*How to complete this task*
Reproduce the records word for word, apart from the images they contain.

*Records to process*
------------------------
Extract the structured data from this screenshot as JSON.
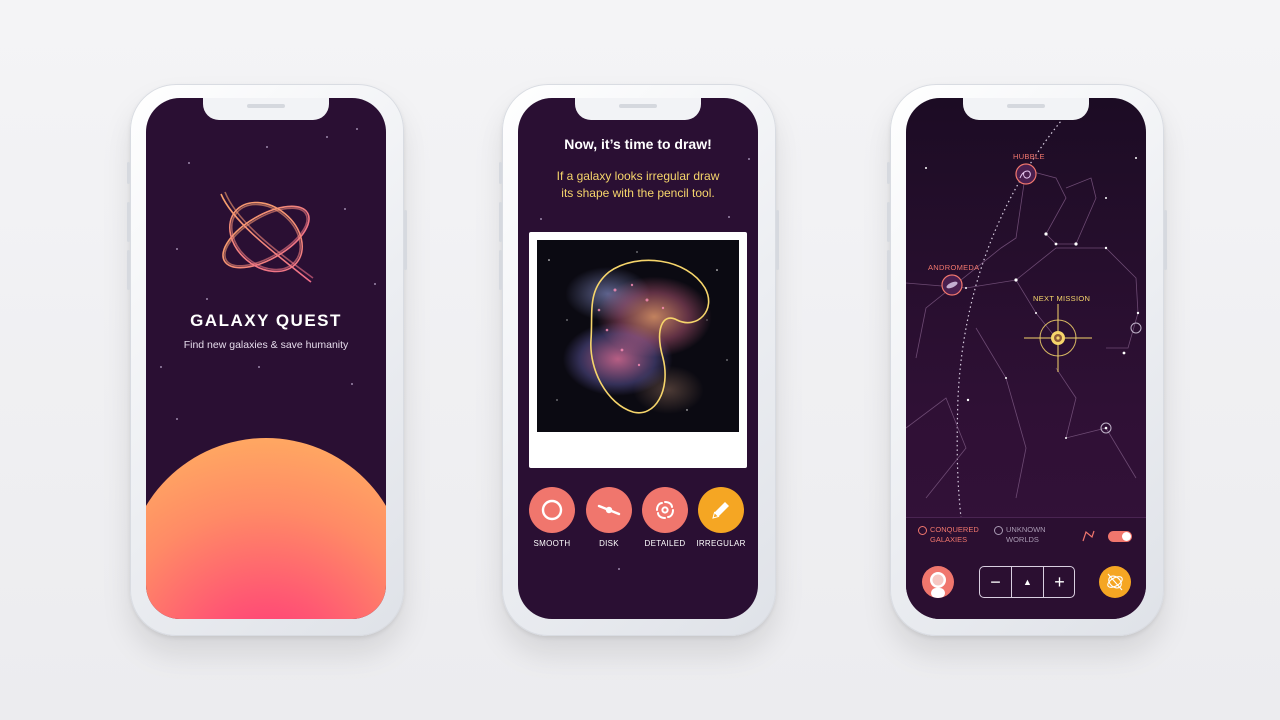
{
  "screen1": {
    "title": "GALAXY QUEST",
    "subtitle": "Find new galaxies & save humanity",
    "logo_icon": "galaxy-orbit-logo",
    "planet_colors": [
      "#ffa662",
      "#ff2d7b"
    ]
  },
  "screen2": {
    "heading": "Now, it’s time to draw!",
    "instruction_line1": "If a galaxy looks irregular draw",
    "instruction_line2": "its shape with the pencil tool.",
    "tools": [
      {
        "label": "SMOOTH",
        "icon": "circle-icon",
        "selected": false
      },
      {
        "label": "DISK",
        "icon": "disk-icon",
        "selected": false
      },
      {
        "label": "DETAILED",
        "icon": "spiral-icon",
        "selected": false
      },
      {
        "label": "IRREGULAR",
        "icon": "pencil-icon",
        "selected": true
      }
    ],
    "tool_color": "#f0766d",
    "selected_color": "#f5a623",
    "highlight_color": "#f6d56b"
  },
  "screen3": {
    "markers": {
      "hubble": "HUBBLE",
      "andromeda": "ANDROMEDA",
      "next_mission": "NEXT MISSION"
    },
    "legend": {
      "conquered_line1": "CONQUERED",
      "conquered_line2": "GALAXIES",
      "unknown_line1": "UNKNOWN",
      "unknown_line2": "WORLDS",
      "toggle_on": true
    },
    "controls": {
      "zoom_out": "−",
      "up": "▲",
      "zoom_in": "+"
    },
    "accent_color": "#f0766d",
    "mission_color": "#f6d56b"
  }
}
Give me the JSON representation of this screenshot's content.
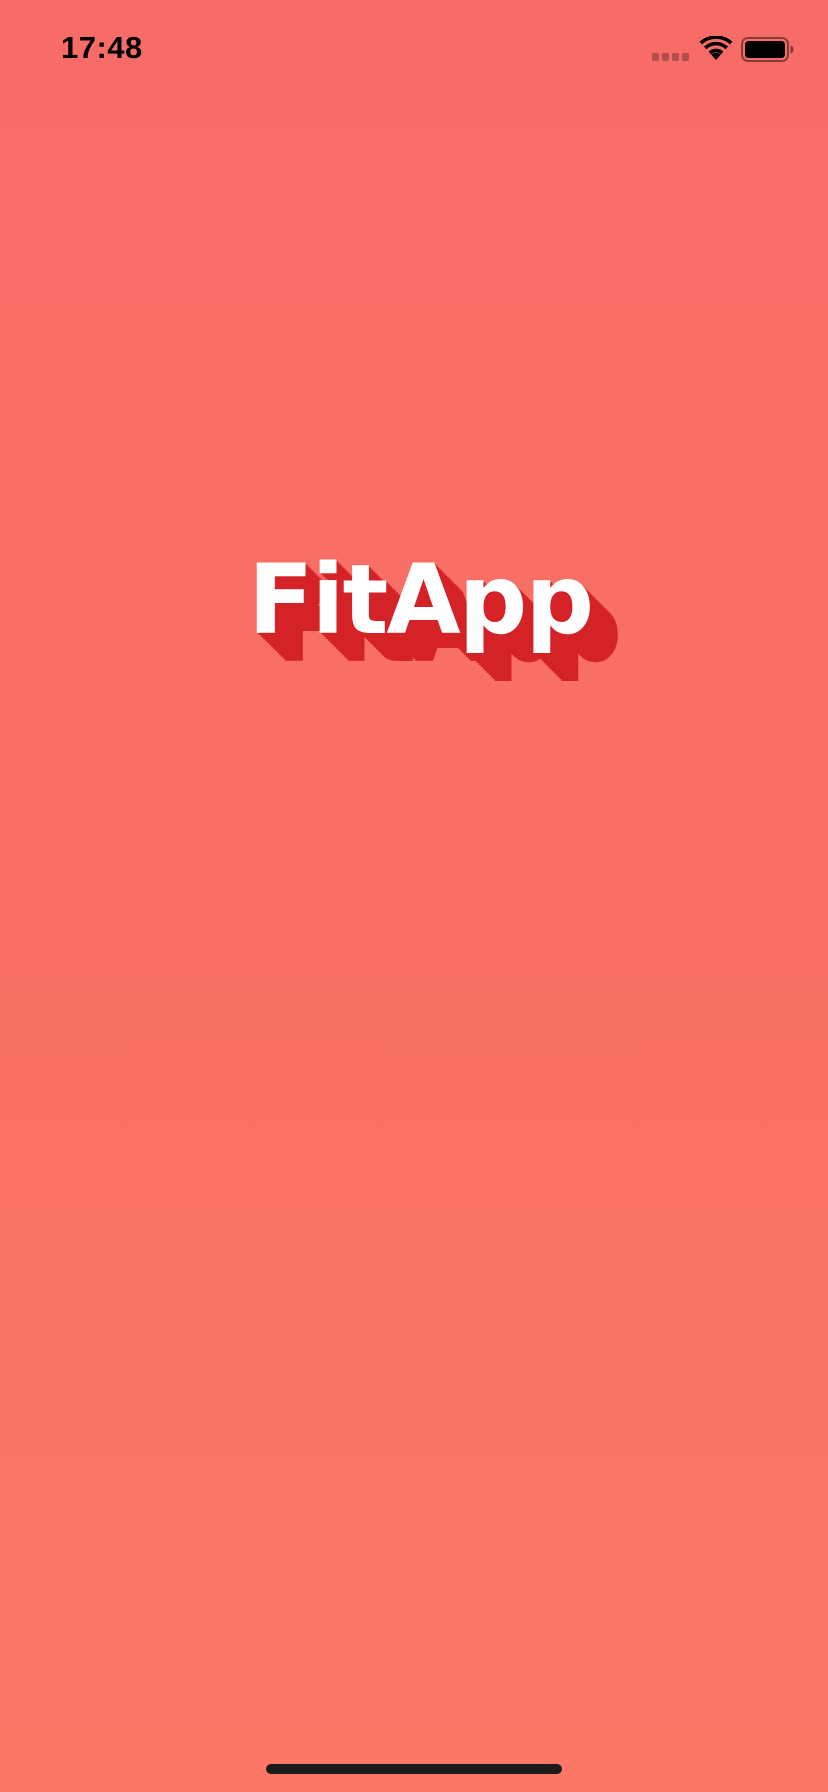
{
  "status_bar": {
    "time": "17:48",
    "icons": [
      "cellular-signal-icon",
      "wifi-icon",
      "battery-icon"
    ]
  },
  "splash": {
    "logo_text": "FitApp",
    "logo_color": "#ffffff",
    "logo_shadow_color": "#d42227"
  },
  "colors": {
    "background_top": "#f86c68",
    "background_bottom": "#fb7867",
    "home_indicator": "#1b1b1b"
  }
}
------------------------
*Exercise solution*
Extract the structured data from this screenshot as JSON.
{
  "screen1": {
    "title": "GALAXY QUEST",
    "subtitle": "Find new galaxies & save humanity",
    "logo_icon": "galaxy-orbit-logo",
    "planet_colors": [
      "#ffa662",
      "#ff2d7b"
    ]
  },
  "screen2": {
    "heading": "Now, it’s time to draw!",
    "instruction_line1": "If a galaxy looks irregular draw",
    "instruction_line2": "its shape with the pencil tool.",
    "tools": [
      {
        "label": "SMOOTH",
        "icon": "circle-icon",
        "selected": false
      },
      {
        "label": "DISK",
        "icon": "disk-icon",
        "selected": false
      },
      {
        "label": "DETAILED",
        "icon": "spiral-icon",
        "selected": false
      },
      {
        "label": "IRREGULAR",
        "icon": "pencil-icon",
        "selected": true
      }
    ],
    "tool_color": "#f0766d",
    "selected_color": "#f5a623",
    "highlight_color": "#f6d56b"
  },
  "screen3": {
    "markers": {
      "hubble": "HUBBLE",
      "andromeda": "ANDROMEDA",
      "next_mission": "NEXT MISSION"
    },
    "legend": {
      "conquered_line1": "CONQUERED",
      "conquered_line2": "GALAXIES",
      "unknown_line1": "UNKNOWN",
      "unknown_line2": "WORLDS",
      "toggle_on": true
    },
    "controls": {
      "zoom_out": "−",
      "up": "▲",
      "zoom_in": "+"
    },
    "accent_color": "#f0766d",
    "mission_color": "#f6d56b"
  }
}
Give me the JSON representation of this screenshot's content.
{
  "status_bar": {
    "time": "17:48",
    "icons": [
      "cellular-signal-icon",
      "wifi-icon",
      "battery-icon"
    ]
  },
  "splash": {
    "logo_text": "FitApp",
    "logo_color": "#ffffff",
    "logo_shadow_color": "#d42227"
  },
  "colors": {
    "background_top": "#f86c68",
    "background_bottom": "#fb7867",
    "home_indicator": "#1b1b1b"
  }
}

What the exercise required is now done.